August 20, 2012
One Extinction Leads To Another
redOrbit Staff & Wire Reports - Your Universe Online
According to new research, when a carnivore becomes extinct, other predatory species could soon tag along. Other scientists have previously submitted this theory, but a University of Exeter team has now carried out the first experimentation to authenticate it.
According to lead researcher Dr Frank van Veen of the University of Exeter's Centre for Ecology and Conservation, "Our experiment provides the first proof of something that biologists have argued for a long time: predators can have indirect effects on each other, to the extent that when one species is lost, the loss of these indirect effects can lead to further extinctions.
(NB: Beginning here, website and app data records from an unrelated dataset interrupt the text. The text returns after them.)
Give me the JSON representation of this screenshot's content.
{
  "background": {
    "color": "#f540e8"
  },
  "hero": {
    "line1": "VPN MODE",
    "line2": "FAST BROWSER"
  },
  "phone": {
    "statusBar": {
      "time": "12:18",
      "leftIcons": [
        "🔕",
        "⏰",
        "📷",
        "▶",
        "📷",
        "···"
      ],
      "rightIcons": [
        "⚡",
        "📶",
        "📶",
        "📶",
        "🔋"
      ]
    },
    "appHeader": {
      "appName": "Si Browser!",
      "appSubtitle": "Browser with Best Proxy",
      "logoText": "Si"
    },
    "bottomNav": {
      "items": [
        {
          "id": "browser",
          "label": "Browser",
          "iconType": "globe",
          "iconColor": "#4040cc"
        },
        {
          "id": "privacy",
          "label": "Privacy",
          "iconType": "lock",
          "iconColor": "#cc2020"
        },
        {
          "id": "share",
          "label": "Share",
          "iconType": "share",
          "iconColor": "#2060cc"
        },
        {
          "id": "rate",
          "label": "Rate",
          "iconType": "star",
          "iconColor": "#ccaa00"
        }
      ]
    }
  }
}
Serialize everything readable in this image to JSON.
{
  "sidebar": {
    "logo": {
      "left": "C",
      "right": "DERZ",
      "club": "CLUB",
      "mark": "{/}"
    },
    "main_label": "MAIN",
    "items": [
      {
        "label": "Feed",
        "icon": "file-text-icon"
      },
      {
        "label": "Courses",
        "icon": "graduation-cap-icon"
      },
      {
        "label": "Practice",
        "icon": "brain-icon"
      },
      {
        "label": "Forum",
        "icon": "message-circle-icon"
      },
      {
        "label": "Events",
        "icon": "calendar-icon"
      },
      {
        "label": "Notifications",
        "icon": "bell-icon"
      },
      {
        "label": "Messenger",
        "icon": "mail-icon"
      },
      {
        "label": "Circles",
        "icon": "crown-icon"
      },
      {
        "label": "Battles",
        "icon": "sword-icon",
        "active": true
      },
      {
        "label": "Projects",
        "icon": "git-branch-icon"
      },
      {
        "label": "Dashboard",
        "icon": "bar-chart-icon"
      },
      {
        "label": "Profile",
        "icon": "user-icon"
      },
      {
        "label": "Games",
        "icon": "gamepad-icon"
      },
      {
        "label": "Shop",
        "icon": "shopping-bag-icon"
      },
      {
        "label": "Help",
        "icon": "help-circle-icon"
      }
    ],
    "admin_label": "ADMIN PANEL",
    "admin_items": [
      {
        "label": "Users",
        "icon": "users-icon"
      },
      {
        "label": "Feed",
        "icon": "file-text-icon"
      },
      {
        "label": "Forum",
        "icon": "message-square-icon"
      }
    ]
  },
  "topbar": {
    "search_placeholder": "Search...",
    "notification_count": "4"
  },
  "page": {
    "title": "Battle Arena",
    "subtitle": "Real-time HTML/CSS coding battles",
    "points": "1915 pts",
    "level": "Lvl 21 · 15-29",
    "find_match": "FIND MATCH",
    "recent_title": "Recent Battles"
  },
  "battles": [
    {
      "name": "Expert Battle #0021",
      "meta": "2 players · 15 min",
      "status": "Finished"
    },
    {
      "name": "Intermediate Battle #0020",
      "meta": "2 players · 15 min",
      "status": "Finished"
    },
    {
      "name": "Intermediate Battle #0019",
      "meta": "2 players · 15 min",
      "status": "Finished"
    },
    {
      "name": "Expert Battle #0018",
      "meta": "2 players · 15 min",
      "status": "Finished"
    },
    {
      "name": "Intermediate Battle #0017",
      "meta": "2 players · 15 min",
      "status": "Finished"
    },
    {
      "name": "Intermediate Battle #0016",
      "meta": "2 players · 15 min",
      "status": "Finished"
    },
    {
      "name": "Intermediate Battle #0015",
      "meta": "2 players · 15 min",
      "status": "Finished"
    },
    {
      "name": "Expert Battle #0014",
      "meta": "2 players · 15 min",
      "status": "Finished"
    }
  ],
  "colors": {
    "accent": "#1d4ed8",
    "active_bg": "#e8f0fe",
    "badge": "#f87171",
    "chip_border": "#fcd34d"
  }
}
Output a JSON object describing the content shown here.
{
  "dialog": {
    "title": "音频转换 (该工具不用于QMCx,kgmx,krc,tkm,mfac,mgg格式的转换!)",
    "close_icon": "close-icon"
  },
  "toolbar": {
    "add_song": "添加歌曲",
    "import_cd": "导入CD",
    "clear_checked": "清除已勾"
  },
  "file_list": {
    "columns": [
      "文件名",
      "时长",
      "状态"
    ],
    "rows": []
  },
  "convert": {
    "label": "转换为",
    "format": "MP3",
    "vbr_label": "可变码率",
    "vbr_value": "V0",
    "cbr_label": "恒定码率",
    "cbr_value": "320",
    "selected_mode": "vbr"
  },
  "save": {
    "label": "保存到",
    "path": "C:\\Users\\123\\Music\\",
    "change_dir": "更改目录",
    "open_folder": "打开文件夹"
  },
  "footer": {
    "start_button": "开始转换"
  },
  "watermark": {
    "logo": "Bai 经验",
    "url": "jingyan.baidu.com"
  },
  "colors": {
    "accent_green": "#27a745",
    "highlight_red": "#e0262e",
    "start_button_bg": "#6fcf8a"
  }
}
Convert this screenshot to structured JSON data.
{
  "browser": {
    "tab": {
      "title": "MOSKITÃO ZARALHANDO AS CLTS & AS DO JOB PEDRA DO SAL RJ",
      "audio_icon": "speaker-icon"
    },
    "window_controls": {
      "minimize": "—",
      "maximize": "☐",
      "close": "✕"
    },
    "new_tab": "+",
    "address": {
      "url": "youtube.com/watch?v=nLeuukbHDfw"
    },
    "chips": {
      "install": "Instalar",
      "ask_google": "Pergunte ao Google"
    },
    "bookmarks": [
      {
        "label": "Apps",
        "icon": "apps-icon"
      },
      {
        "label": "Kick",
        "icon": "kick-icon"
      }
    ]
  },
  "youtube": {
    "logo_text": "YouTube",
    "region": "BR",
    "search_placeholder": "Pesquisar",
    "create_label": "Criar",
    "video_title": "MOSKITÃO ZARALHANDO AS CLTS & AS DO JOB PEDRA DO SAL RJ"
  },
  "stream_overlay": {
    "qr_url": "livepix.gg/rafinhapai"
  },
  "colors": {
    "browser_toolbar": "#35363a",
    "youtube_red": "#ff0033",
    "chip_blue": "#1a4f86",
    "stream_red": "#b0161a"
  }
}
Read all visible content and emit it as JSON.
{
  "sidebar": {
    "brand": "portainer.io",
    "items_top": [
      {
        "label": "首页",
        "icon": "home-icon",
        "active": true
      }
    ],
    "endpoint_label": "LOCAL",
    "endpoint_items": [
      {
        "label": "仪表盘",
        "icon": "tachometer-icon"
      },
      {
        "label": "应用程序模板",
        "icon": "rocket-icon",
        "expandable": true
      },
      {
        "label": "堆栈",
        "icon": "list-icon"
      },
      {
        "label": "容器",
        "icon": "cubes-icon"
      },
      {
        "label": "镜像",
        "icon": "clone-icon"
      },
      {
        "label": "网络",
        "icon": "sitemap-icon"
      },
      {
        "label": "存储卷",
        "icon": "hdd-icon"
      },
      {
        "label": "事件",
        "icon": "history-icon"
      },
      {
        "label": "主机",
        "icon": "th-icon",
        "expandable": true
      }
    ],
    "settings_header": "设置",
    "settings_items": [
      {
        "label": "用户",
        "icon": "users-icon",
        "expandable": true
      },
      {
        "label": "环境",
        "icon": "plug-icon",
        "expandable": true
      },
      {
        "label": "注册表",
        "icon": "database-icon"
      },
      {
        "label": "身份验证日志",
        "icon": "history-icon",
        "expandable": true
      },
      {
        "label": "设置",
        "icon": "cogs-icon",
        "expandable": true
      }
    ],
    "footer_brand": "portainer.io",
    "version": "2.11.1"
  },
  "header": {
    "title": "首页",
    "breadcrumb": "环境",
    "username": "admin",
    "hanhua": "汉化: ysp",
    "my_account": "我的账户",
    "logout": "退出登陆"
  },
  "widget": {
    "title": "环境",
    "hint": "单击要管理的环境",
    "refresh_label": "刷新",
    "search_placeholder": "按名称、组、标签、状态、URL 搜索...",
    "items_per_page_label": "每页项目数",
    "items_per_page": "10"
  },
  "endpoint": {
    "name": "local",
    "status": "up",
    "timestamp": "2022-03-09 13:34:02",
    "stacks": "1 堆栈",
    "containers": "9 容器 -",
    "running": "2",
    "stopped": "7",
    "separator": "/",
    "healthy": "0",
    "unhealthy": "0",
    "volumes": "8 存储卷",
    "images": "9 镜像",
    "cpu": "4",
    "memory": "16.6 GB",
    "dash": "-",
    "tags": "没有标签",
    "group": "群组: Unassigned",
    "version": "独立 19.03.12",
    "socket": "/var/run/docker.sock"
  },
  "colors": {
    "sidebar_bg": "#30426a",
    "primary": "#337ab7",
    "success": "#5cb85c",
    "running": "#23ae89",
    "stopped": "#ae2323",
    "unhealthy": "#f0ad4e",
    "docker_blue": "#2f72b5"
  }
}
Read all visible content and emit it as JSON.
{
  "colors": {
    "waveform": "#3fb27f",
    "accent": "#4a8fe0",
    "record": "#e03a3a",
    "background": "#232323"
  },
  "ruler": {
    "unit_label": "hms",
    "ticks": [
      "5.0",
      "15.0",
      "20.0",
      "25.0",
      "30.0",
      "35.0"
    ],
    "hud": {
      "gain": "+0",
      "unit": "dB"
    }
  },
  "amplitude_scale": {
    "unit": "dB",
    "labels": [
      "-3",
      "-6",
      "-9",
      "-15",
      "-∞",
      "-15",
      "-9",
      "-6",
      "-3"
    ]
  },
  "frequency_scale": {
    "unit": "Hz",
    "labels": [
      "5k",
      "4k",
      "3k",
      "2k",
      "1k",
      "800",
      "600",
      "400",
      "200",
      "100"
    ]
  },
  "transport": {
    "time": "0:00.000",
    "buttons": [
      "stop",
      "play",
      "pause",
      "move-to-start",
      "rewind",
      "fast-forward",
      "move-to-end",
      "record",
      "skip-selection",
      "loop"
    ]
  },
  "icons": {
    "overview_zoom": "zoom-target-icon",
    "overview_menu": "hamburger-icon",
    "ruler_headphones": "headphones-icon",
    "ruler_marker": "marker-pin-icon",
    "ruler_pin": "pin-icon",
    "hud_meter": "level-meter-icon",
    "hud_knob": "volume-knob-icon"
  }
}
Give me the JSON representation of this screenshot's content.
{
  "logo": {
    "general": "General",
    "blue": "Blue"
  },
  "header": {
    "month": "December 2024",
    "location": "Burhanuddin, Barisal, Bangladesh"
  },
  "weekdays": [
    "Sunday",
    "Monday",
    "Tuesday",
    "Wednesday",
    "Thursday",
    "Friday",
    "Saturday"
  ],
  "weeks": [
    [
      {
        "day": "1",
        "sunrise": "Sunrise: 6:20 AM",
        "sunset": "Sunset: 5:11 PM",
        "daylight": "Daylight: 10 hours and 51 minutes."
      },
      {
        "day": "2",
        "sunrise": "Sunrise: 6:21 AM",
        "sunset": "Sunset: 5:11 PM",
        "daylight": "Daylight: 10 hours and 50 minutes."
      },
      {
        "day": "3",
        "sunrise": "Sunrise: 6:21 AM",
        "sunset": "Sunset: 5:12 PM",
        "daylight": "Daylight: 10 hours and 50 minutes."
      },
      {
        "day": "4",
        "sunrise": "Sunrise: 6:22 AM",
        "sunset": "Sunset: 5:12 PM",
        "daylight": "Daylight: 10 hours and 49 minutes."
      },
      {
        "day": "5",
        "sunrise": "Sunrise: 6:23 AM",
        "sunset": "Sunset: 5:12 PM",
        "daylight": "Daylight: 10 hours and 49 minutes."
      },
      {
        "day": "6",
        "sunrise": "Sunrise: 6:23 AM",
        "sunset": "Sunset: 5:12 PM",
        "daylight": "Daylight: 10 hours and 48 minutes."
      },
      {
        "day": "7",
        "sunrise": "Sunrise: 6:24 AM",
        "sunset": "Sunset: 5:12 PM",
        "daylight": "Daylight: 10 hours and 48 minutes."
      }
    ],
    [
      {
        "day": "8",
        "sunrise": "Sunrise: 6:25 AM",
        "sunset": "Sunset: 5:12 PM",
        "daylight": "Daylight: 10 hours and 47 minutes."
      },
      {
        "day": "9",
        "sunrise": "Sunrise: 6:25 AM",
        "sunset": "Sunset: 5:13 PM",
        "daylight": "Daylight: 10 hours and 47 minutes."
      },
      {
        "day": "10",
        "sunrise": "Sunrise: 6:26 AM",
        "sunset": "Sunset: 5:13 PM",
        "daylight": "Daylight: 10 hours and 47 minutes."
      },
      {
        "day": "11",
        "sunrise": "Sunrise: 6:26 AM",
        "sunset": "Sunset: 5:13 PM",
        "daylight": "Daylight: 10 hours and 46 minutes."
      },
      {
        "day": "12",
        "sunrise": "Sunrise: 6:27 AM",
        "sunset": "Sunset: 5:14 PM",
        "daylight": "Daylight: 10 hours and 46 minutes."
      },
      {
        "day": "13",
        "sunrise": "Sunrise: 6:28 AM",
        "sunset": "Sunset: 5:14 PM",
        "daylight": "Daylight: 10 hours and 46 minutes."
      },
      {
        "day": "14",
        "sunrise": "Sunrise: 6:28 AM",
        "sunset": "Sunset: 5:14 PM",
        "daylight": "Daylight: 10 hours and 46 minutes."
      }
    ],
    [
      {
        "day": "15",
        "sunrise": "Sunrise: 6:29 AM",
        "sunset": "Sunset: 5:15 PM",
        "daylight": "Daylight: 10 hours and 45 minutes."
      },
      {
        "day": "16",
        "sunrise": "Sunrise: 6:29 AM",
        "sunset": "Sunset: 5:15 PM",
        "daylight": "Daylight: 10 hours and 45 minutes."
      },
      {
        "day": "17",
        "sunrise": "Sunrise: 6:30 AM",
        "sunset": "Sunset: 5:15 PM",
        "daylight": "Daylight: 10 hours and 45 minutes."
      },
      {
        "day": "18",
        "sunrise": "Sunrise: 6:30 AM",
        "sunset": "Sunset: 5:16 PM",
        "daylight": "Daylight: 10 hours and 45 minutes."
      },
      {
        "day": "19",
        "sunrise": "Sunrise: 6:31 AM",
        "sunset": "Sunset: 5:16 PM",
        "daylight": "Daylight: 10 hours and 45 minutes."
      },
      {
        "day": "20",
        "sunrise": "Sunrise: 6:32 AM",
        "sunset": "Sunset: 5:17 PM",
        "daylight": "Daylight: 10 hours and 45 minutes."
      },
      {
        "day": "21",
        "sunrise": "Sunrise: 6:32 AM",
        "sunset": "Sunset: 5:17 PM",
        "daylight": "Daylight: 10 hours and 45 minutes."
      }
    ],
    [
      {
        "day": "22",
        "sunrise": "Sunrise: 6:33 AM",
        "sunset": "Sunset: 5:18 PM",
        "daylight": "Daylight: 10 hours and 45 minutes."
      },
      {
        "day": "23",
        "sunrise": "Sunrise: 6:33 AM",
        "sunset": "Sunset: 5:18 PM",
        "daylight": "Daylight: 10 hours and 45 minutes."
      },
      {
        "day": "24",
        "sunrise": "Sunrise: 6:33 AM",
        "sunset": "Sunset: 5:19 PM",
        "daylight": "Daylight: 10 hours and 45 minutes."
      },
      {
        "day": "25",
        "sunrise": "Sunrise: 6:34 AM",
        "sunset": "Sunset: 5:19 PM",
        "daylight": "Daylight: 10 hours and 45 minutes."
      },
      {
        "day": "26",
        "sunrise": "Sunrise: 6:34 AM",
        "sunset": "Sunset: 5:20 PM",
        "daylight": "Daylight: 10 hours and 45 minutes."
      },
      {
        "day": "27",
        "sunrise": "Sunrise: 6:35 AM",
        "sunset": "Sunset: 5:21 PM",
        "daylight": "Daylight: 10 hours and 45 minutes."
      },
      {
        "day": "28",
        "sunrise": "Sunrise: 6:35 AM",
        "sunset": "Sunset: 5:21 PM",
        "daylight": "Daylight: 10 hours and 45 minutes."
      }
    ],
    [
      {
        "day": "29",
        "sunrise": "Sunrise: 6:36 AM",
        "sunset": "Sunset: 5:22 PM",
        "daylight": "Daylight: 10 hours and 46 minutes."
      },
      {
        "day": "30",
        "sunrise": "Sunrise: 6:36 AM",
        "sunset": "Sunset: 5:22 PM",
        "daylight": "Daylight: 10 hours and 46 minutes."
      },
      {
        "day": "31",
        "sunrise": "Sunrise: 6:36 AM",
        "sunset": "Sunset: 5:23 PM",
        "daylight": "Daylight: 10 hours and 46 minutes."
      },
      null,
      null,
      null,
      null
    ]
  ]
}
Although our study focused on insects, the principle would be the same for predators in any ecosystem, ranging from big cats on the African plains to fish in our seas.”
The study, published 15 August 2012 in the Royal Society journal Biology Letters, shows how the downfall of one carnivore species can eventually cause another to become extinct. The University of Exeter team believes any extinction can create a wave effect across a food web, with extensive cost for many other animals.
The research adds credence to growing evidence that a 'single species' approach to protection, for example in fisheries management, is misguided. Instead the focus needs to be holistic, encircling species throughout an entire ecosystem.
According to researcher studies, they bred two species of parasitic wasps, along with the two types of aphids on which each wasp solely feeds on. They set up tanks with different combinations of the species and watched them for eight weeks. In tanks that did not include the first species of wasp, the second went extinct within a few generations. In tanks in which they co-existed, both wasp species flourished.
In the absence of the first wasp species, its prey grew in numbers. This threatened the other aphid, which the second wasp species attacks, eventually leading to its extinction. Both types of aphids feed on the same plants and there was not enough food for one to stay alive when the other thrived in the nonexistence of its wasp predator.
"Our research highlights the fact that a 'single species' approach to conservation can be ineffective and even counter-productive. For example, protecting cod could lead to increased fishing pressure on other predatory fish which then, by the mechanism we have demonstrated here, could lead to further negative effects on the cod."
The idea came about during a seminar, in which students were challenged to design an experiment that could prove the theory that predators have indirect effects on each other. The experiment was planned by a team of University of Exeter scientists and second-year undergraduate students. The students were so inspired by the idea of proving a long-held theory that more than 30 of them volunteered to conduct the experiment in conjunction with their lecturers.